  • Olof, who reigned c. 852, during Ansgar's second visit to Sweden, having then only recently come to the throne.[12] Olof's position of power was weak, since he did not dare support Ansgar's and Rimbert's Christianization mission out of fear of upsetting his people. According to Rimbert, Olof had to negotiate with his own nobles and the will of the gods (i. e. what should be done) was eventually determined through a lottery-like system, the results of which was determined by a council of religious figures rather than the king. Olof apparently warred against Courland.[10]
  • Ring, who reigned or earlier, possibly together with his sons Eric and Emund. If he co-ruled with his sons, they reigned c. 936. If there was not a co-regency, Ring might have ruled earlier, with his second son Emund reigning c. 936.[10][12]
  • Eric, son of Ring and either his co-ruler or direct successor.[10][12]
  • Emund, son of Ring and either co-ruler with Ring and Eric Ringsson, or the direct successor of Eric Ringsson.[10][12]
  • Emund, son of Eric and the direct successor of Emund Ringsson (or some co-ruler arrangement of the previous three monarchs).[12] Adam of Bremen gives this king as Eric the Victorious's predecessor.[13]

See alsoEdit

ReferencesEdit

  1. ^ a b c d e f Tacitus.
  2. ^ a b Foteviken Museum – Ynglinga saga.
  3. ^ Sawyer 2010, p. 34.
  4. ^ a b Sawyer 2010, p. 35.
  5. ^ Frisk 2015, p. 31.
  6. ^ Gurevich 1978, p. 405.
  7. ^ Lagerquist 1997, p. 24.
  8. ^ Lagerquist 1997, p. 26.
  9. ^ a b c d e Kings and Queens of Sweden.
  10. ^ a b c d e f g h Harrison 2017.
  11. ^ Sävborg 2015, pp. 204–205.
  12. ^ a b c d e f g h i j Baldwin.
  13. ^ Sävborg 2015, p. 212.

Cited bibliographyEdit

  • Frisk, Mattias (2015). "Concerning Mass Graves: the Use, Development and Identities Within Mass Graves During the Scandinavian Iron Age and Middle Ages" (PDF). Master's Thesis – Uppsala University.
  • Gurevich, Aron Ia. (1978). "The Early State in Norway". In Claessen, Henri J. M.; Skalnik, Peter (eds.). The Early State.

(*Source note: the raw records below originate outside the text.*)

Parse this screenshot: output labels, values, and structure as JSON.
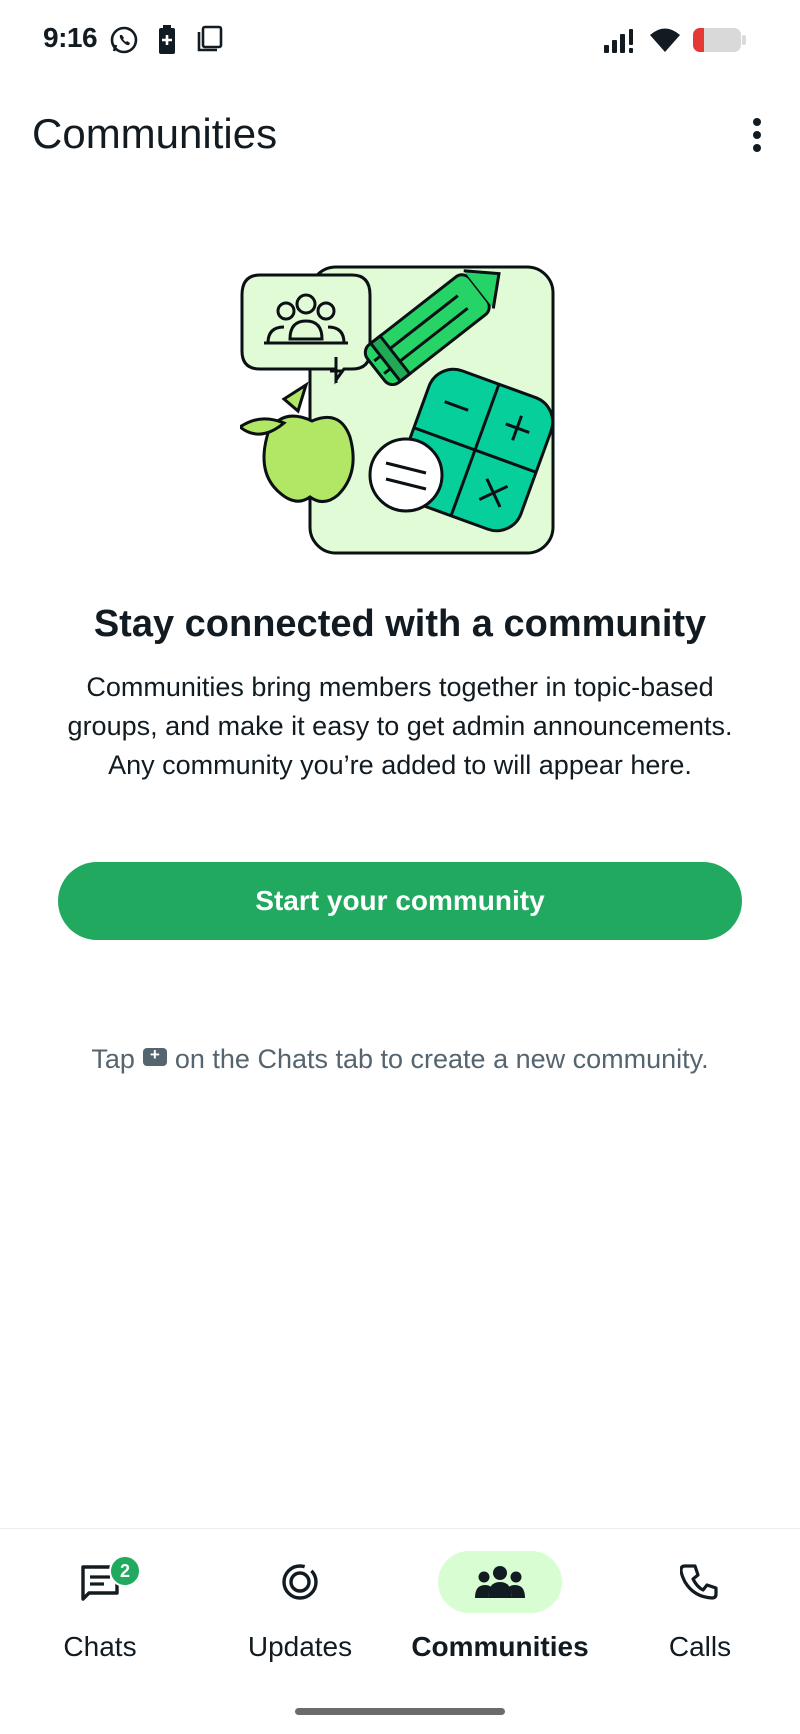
{
  "status_bar": {
    "time": "9:16",
    "icons": [
      "whatsapp-icon",
      "battery-saver-icon",
      "screenshot-icon",
      "signal-icon",
      "wifi-icon",
      "battery-icon"
    ],
    "battery_color": "#e53935"
  },
  "header": {
    "title": "Communities",
    "more_icon": "more-vertical-icon"
  },
  "empty_state": {
    "heading": "Stay connected with a community",
    "description_lines": [
      "Communities bring members together in topic-based",
      "groups, and make it easy to get admin announcements.",
      "Any community you’re added to will appear here."
    ],
    "button_label": "Start your community",
    "tip_before": "Tap",
    "tip_icon": "new-community-icon",
    "tip_after": "on the Chats tab to create a new community."
  },
  "nav": {
    "items": [
      {
        "label": "Chats",
        "icon": "chats-icon",
        "badge": "2",
        "active": false
      },
      {
        "label": "Updates",
        "icon": "updates-icon",
        "active": false
      },
      {
        "label": "Communities",
        "icon": "communities-icon",
        "active": true
      },
      {
        "label": "Calls",
        "icon": "calls-icon",
        "active": false
      }
    ]
  },
  "colors": {
    "accent": "#21a95f",
    "active_nav_bg": "#d8fdd2",
    "text_primary": "#111b21",
    "text_secondary": "#54656f"
  }
}
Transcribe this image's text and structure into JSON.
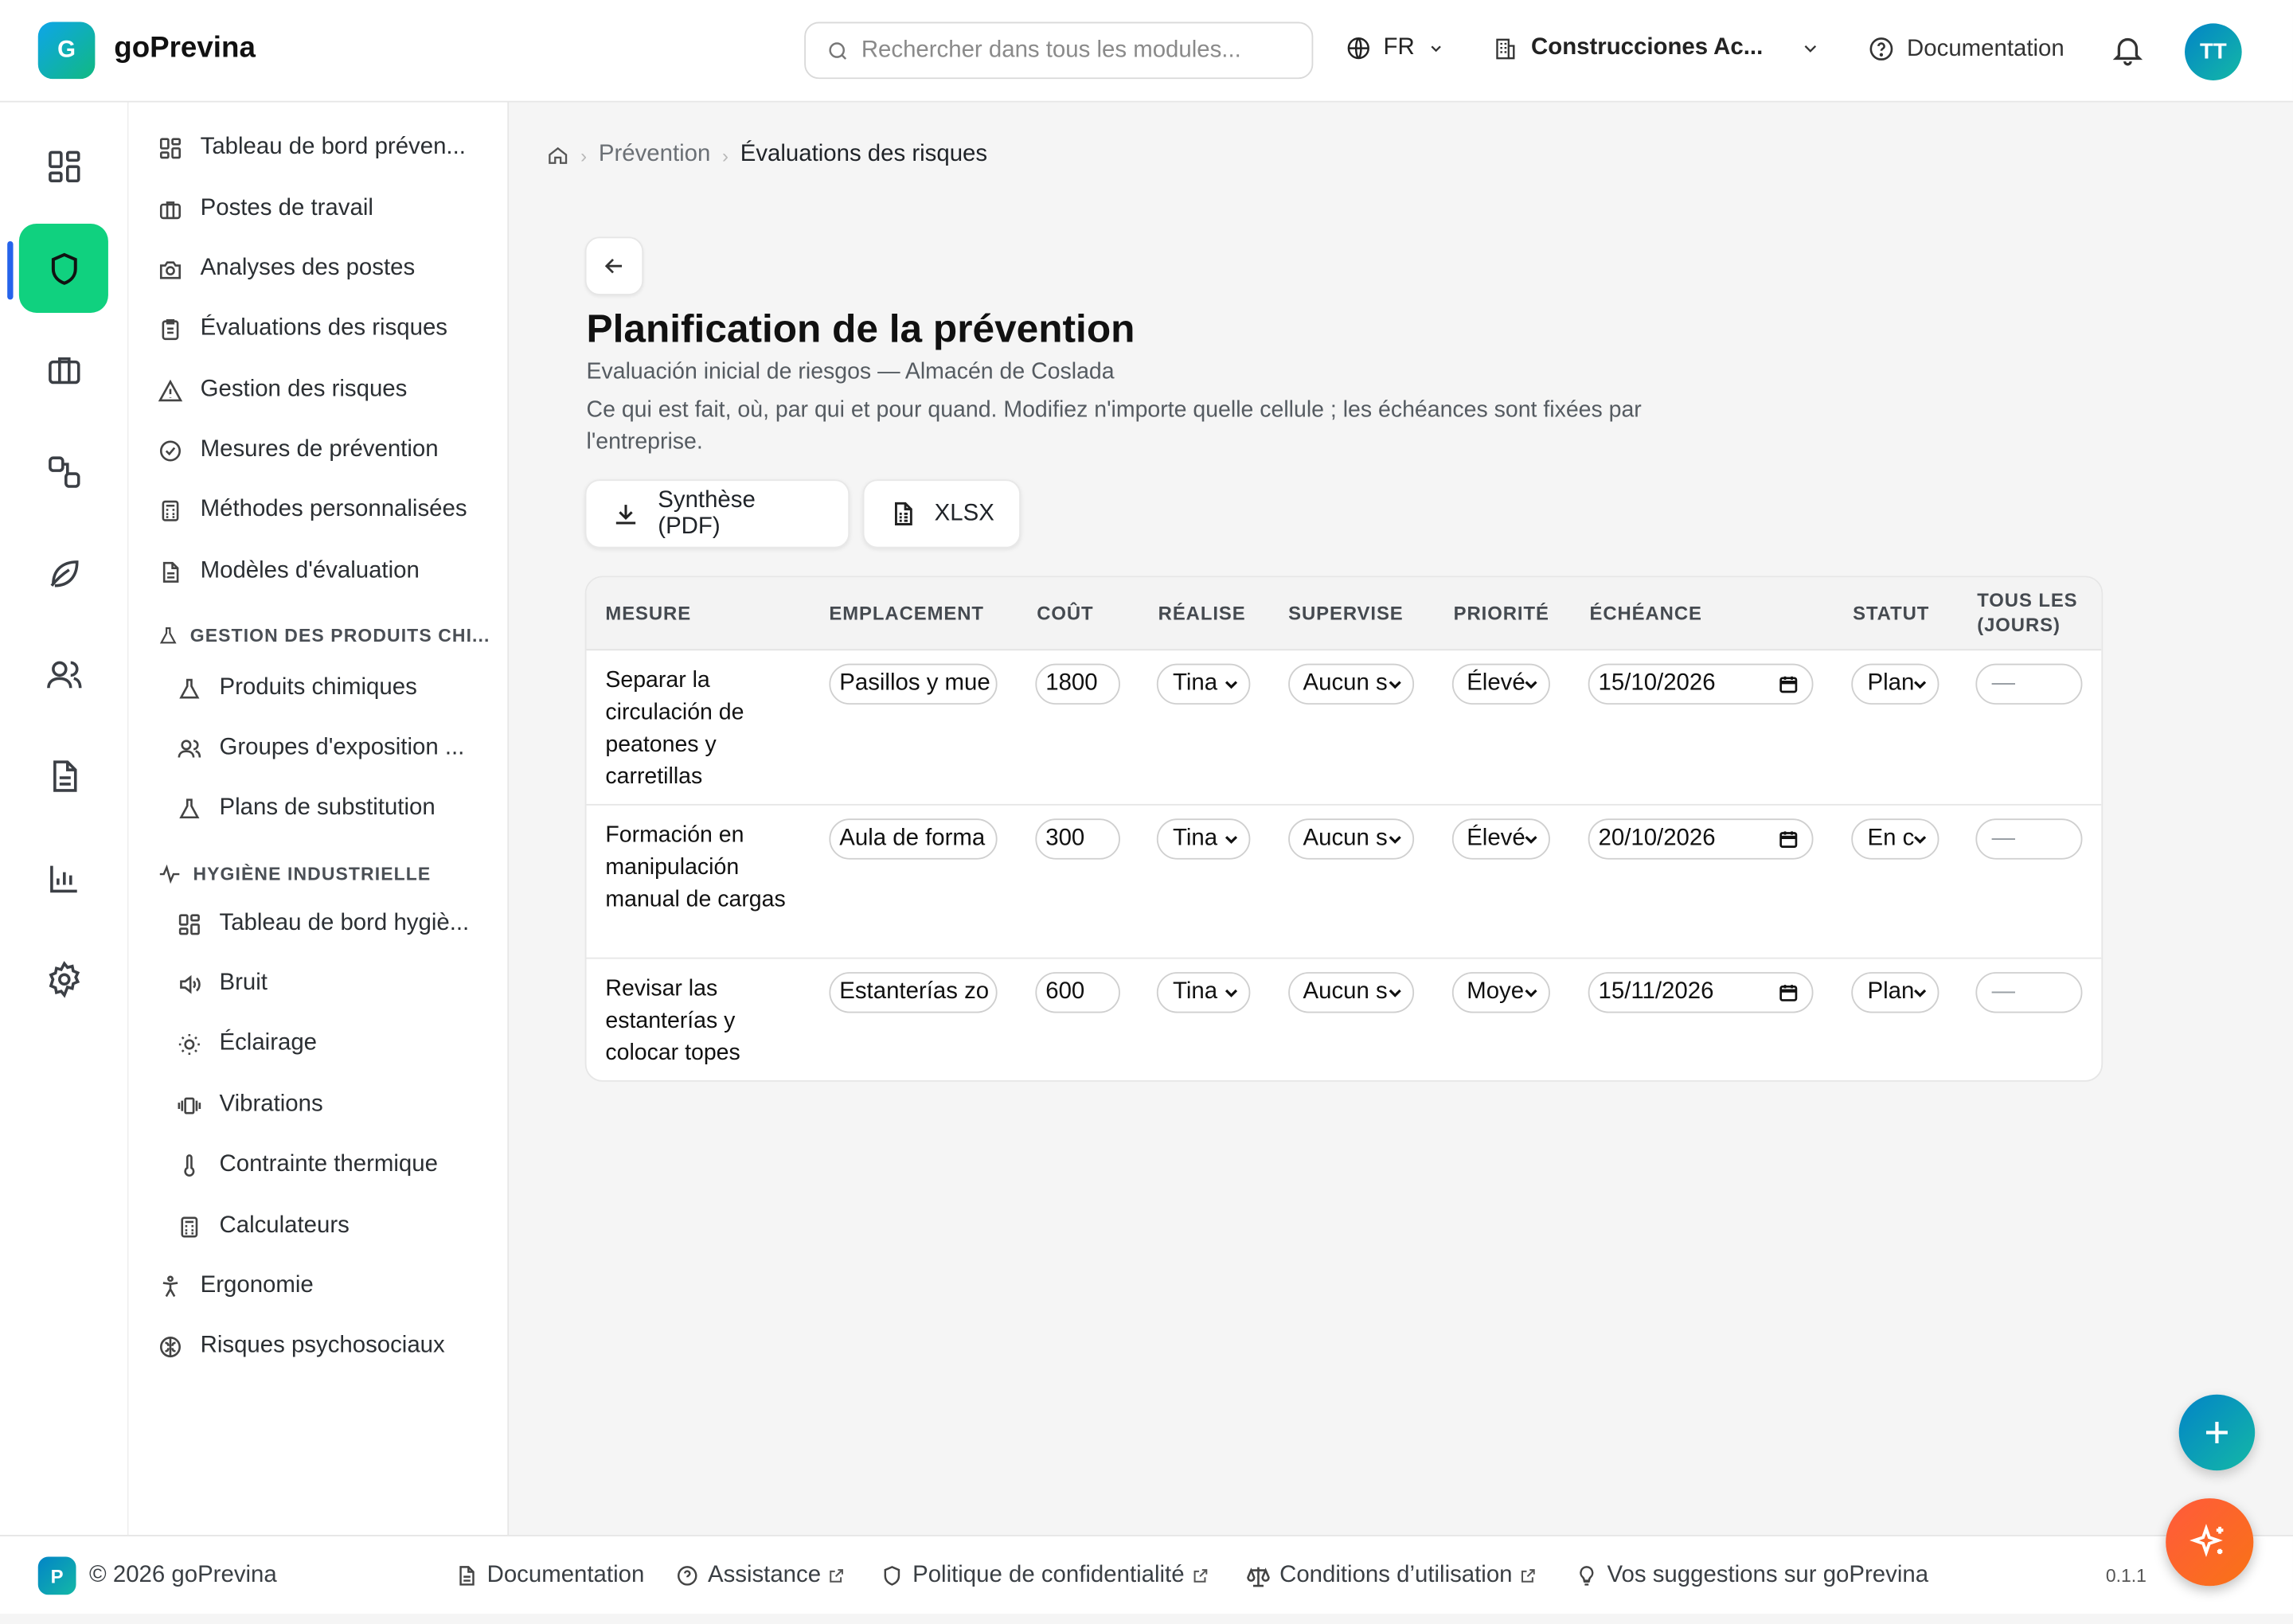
{
  "app": {
    "logo_letter": "G",
    "name": "goPrevina"
  },
  "header": {
    "search_placeholder": "Rechercher dans tous les modules...",
    "language": "FR",
    "company": "Construcciones Ac...",
    "documentation": "Documentation",
    "user_initials": "TT"
  },
  "sidebar": {
    "items": [
      {
        "label": "Tableau de bord préven...",
        "icon": "dashboard-icon"
      },
      {
        "label": "Postes de travail",
        "icon": "briefcase-icon"
      },
      {
        "label": "Analyses des postes",
        "icon": "camera-icon"
      },
      {
        "label": "Évaluations des risques",
        "icon": "clipboard-icon"
      },
      {
        "label": "Gestion des risques",
        "icon": "warning-icon"
      },
      {
        "label": "Mesures de prévention",
        "icon": "check-circle-icon"
      },
      {
        "label": "Méthodes personnalisées",
        "icon": "calculator-icon"
      },
      {
        "label": "Modèles d'évaluation",
        "icon": "document-icon"
      }
    ],
    "section_chem": "GESTION DES PRODUITS CHI...",
    "chem_items": [
      {
        "label": "Produits chimiques",
        "icon": "flask-icon"
      },
      {
        "label": "Groupes d'exposition ...",
        "icon": "users-icon"
      },
      {
        "label": "Plans de substitution",
        "icon": "flask-icon"
      }
    ],
    "section_hyg": "HYGIÈNE INDUSTRIELLE",
    "hyg_items": [
      {
        "label": "Tableau de bord hygiè...",
        "icon": "dashboard-icon"
      },
      {
        "label": "Bruit",
        "icon": "speaker-icon"
      },
      {
        "label": "Éclairage",
        "icon": "sun-icon"
      },
      {
        "label": "Vibrations",
        "icon": "vibration-icon"
      },
      {
        "label": "Contrainte thermique",
        "icon": "thermometer-icon"
      },
      {
        "label": "Calculateurs",
        "icon": "calculator-icon"
      }
    ],
    "bottom_items": [
      {
        "label": "Ergonomie",
        "icon": "person-icon"
      },
      {
        "label": "Risques psychosociaux",
        "icon": "brain-icon"
      }
    ]
  },
  "breadcrumb": {
    "level1": "Prévention",
    "level2": "Évaluations des risques"
  },
  "page": {
    "title": "Planification de la prévention",
    "subtitle": "Evaluación inicial de riesgos — Almacén de Coslada",
    "description": "Ce qui est fait, où, par qui et pour quand. Modifiez n'importe quelle cellule ; les échéances sont fixées par l'entreprise.",
    "export_pdf": "Synthèse (PDF)",
    "export_xlsx": "XLSX"
  },
  "table": {
    "columns": [
      "MESURE",
      "EMPLACEMENT",
      "COÛT",
      "RÉALISE",
      "SUPERVISE",
      "PRIORITÉ",
      "ÉCHÉANCE",
      "STATUT",
      "TOUS LES",
      "(JOURS)"
    ],
    "rows": [
      {
        "measure": "Separar la circulación de peatones y carretillas",
        "location": "Pasillos y mue",
        "cost": "1800",
        "performer": "Tina",
        "supervisor": "Aucun s",
        "priority": "Élevé",
        "deadline": "15/10/2026",
        "status": "Plan",
        "every_days": "—"
      },
      {
        "measure": "Formación en manipulación manual de cargas",
        "location": "Aula de forma",
        "cost": "300",
        "performer": "Tina",
        "supervisor": "Aucun s",
        "priority": "Élevé",
        "deadline": "20/10/2026",
        "status": "En c",
        "every_days": "—"
      },
      {
        "measure": "Revisar las estanterías y colocar topes",
        "location": "Estanterías zo",
        "cost": "600",
        "performer": "Tina",
        "supervisor": "Aucun s",
        "priority": "Moye",
        "deadline": "15/11/2026",
        "status": "Plan",
        "every_days": "—"
      }
    ]
  },
  "footer": {
    "badge": "P",
    "copyright": "© 2026 goPrevina",
    "documentation": "Documentation",
    "assistance": "Assistance",
    "privacy": "Politique de confidentialité",
    "terms": "Conditions d’utilisation",
    "suggestions": "Vos suggestions sur goPrevina",
    "version": "0.1.1"
  },
  "colors": {
    "accent_green": "#10d17f",
    "brand_blue": "#0284c7",
    "ai_orange": "#ff5a3c"
  }
}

Walter de Gruyter. ISBN 978-9027979049.
  • Lagerquist, Lars O. (1997). Sveriges Regenter, från forntid till nutid. Norstedts. ISBN 91-1-963882-5.
  • Sawyer, Birgit (2010). "Snorre Sturlason som balanskonstnär". Collegium Medievale: Interdisciplinary Journal of Medieval Research (in Swedish). 23: 33–57.
  • Sävborg, Daniel (2015). "Kungalängder och historieskrivning: Fornsvenska och fornisländska källor om Sveriges historia". Historisk Tidskrift (in Swedish). 135 (2): 201–235.

Cited web sourcesEdit

Royal house
House of Munsö
Founding year: 9th century
Dissolution: 1060
New title
Earliest attested Swedish dynasty
Ruling House of Sweden
c. 970–1060
Succeeded by
House of Stenkil